BEGIN EXTRACTED DATA

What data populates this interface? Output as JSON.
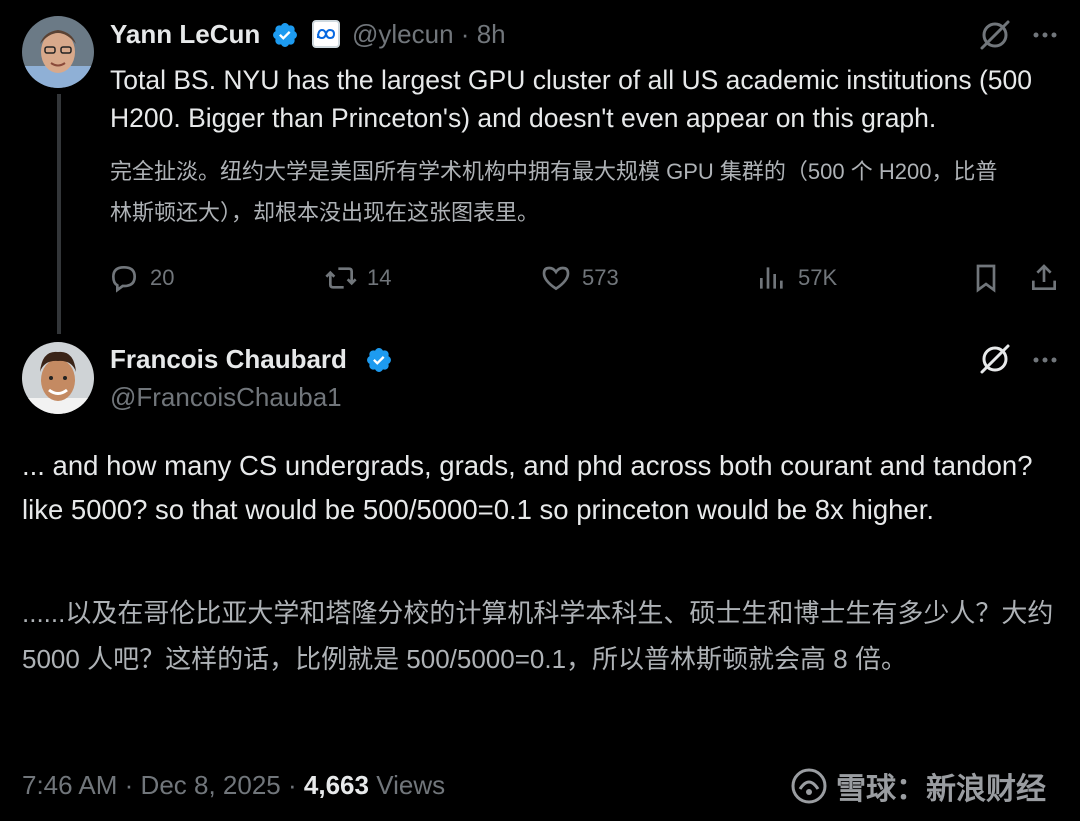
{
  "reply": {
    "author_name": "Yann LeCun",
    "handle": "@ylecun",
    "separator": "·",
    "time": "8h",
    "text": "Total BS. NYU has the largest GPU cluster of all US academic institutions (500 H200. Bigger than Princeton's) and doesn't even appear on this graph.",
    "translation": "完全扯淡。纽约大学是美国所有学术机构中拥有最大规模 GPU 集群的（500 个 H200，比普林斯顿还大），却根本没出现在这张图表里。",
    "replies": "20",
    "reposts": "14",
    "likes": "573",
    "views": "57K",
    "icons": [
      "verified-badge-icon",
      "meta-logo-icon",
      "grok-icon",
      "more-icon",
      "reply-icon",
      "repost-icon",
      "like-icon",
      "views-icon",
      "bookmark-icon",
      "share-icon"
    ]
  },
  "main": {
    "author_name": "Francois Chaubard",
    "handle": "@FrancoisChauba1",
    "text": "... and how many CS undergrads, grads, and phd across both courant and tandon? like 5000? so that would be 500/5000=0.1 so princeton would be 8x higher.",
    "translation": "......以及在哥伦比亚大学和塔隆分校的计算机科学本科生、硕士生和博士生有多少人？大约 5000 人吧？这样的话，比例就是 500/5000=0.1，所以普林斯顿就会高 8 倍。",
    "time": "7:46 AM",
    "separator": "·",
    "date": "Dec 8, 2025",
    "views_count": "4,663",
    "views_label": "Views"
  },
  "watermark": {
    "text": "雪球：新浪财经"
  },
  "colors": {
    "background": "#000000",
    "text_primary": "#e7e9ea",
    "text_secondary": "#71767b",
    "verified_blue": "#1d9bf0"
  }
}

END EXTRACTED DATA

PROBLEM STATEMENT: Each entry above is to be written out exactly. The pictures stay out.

EXERCISE ANSWER:
What data populates this interface? Output as JSON.
{
  "reply": {
    "author_name": "Yann LeCun",
    "handle": "@ylecun",
    "separator": "·",
    "time": "8h",
    "text": "Total BS. NYU has the largest GPU cluster of all US academic institutions (500 H200. Bigger than Princeton's) and doesn't even appear on this graph.",
    "translation": "完全扯淡。纽约大学是美国所有学术机构中拥有最大规模 GPU 集群的（500 个 H200，比普林斯顿还大），却根本没出现在这张图表里。",
    "replies": "20",
    "reposts": "14",
    "likes": "573",
    "views": "57K",
    "icons": [
      "verified-badge-icon",
      "meta-logo-icon",
      "grok-icon",
      "more-icon",
      "reply-icon",
      "repost-icon",
      "like-icon",
      "views-icon",
      "bookmark-icon",
      "share-icon"
    ]
  },
  "main": {
    "author_name": "Francois Chaubard",
    "handle": "@FrancoisChauba1",
    "text": "... and how many CS undergrads, grads, and phd across both courant and tandon? like 5000? so that would be 500/5000=0.1 so princeton would be 8x higher.",
    "translation": "......以及在哥伦比亚大学和塔隆分校的计算机科学本科生、硕士生和博士生有多少人？大约 5000 人吧？这样的话，比例就是 500/5000=0.1，所以普林斯顿就会高 8 倍。",
    "time": "7:46 AM",
    "separator": "·",
    "date": "Dec 8, 2025",
    "views_count": "4,663",
    "views_label": "Views"
  },
  "watermark": {
    "text": "雪球：新浪财经"
  },
  "colors": {
    "background": "#000000",
    "text_primary": "#e7e9ea",
    "text_secondary": "#71767b",
    "verified_blue": "#1d9bf0"
  }
}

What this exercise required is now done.